(Task directions)
Only one number is expected here, namely how many lines of the entries below hold the string "reads".

[Start of Attachment]

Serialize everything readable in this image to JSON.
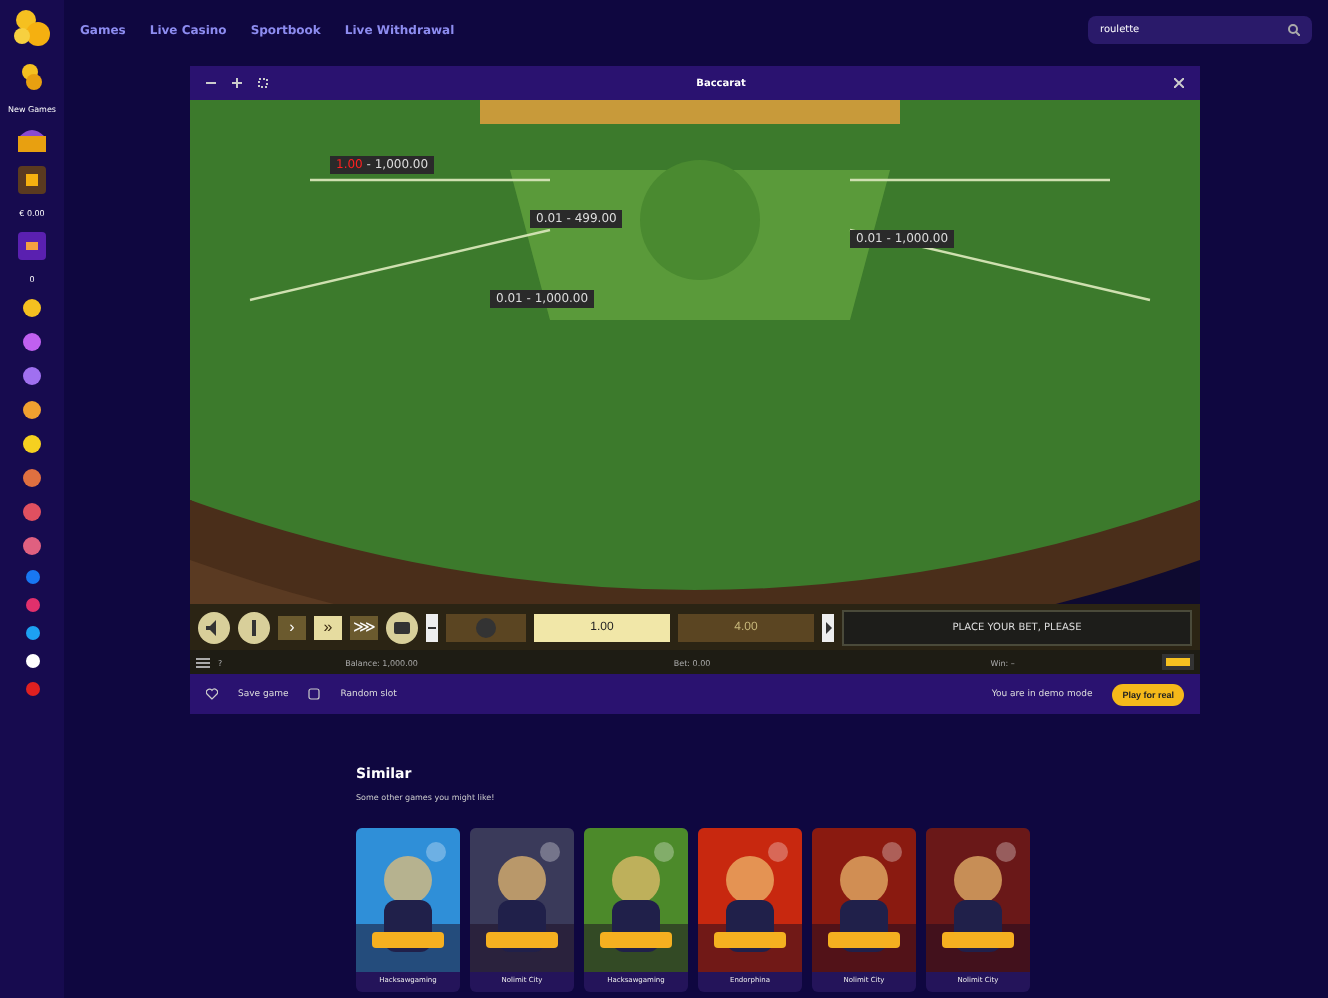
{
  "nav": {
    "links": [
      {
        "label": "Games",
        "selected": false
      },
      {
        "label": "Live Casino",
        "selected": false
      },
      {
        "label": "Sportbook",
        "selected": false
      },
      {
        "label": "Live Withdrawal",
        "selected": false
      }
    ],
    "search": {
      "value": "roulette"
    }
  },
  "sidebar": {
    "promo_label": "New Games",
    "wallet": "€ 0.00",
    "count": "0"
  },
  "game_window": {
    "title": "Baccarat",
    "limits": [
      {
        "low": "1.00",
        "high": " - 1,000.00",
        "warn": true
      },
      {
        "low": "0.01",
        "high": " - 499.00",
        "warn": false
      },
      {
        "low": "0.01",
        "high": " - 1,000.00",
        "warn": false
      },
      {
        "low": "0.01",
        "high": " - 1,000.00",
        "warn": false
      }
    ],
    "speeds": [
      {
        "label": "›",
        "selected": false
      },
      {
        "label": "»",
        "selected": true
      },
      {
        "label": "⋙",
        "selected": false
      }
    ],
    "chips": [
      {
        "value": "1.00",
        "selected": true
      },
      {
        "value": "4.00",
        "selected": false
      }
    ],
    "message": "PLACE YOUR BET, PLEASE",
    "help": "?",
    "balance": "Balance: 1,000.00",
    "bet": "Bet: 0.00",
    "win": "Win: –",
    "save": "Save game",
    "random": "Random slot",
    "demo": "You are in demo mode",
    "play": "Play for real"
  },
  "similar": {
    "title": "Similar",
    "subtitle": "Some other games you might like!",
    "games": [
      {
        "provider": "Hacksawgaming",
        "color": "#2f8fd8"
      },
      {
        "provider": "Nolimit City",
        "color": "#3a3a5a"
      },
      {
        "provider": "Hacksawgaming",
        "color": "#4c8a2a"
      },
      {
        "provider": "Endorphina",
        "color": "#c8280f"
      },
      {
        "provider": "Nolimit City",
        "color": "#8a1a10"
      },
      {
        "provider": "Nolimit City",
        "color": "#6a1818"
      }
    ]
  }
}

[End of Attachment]
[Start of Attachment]

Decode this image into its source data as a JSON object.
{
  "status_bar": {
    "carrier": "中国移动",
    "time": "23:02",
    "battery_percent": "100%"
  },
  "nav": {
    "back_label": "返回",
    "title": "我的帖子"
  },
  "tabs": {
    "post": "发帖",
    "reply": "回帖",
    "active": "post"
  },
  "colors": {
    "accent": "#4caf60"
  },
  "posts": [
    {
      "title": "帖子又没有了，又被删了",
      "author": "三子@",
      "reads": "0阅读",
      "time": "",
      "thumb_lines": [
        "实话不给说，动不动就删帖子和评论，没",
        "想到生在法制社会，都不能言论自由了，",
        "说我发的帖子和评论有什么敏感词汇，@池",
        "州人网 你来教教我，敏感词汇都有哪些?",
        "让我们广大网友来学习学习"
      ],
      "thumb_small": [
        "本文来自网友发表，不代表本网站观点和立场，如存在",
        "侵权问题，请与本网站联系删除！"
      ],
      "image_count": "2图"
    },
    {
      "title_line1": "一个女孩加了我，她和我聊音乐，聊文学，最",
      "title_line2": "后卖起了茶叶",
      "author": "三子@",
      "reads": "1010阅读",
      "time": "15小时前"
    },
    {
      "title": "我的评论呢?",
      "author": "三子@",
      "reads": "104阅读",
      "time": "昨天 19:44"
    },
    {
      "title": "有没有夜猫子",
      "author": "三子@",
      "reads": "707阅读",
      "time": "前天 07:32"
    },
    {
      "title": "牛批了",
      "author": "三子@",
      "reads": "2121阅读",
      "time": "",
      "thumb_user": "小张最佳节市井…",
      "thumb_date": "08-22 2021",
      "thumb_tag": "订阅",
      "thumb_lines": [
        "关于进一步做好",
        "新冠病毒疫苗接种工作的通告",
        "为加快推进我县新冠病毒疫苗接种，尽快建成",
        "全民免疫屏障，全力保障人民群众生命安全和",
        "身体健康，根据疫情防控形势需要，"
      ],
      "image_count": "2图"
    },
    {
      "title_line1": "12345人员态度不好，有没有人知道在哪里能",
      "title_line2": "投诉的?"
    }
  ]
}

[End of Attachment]
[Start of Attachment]

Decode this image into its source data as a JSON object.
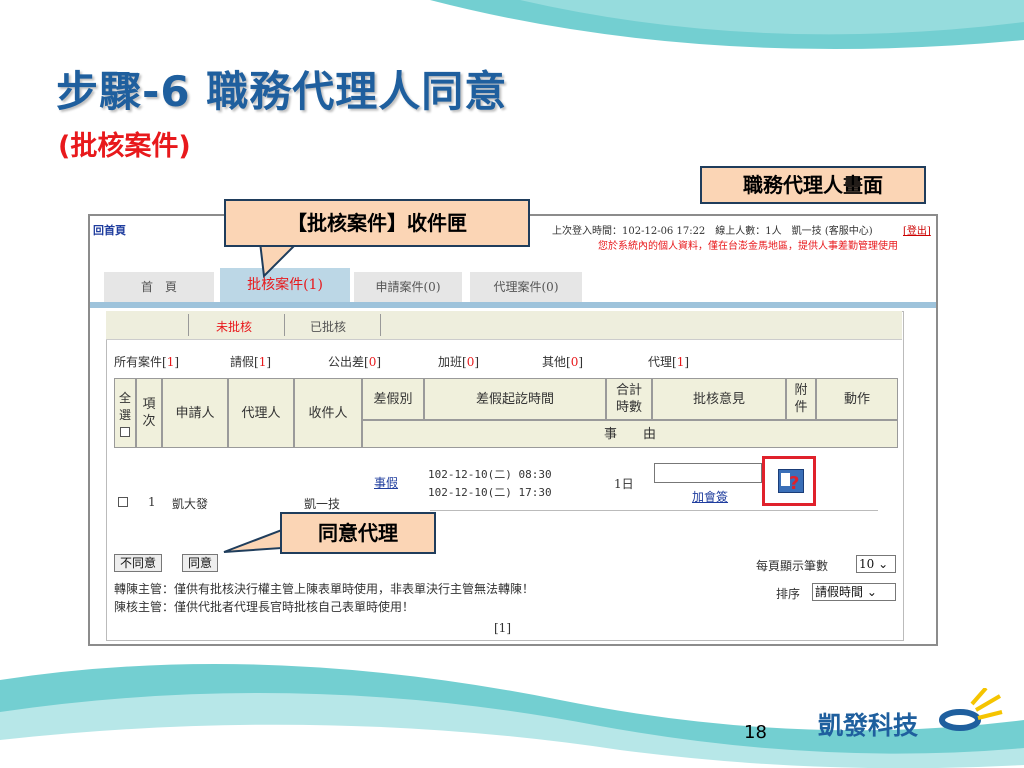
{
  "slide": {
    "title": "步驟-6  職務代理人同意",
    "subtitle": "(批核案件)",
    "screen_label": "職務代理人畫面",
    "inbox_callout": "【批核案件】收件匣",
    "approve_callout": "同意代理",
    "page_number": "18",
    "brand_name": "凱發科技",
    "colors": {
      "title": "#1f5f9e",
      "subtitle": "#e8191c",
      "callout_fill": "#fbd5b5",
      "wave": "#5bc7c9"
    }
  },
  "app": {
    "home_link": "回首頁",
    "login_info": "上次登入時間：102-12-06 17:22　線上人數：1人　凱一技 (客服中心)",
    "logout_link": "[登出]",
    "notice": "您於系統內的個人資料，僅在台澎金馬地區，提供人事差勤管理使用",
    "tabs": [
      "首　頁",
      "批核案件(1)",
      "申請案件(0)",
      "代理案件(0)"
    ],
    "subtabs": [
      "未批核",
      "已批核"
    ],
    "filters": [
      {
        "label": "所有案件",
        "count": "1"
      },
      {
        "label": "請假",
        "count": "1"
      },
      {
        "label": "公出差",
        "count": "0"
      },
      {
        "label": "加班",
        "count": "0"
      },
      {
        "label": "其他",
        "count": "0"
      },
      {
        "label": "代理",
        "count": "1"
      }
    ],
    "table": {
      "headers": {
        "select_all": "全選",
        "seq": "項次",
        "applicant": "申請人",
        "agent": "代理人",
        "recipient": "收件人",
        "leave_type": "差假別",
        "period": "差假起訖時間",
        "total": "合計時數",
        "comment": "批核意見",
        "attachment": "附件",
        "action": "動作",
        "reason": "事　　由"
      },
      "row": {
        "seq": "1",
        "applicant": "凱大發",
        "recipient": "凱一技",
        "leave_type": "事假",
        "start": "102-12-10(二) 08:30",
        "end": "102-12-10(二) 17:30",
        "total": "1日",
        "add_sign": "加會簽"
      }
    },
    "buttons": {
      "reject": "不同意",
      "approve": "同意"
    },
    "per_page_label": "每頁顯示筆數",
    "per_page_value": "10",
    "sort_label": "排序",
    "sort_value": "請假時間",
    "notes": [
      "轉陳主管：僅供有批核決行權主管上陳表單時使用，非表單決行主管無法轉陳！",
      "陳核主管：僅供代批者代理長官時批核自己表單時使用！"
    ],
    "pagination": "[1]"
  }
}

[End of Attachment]

(Solution to this problem)
5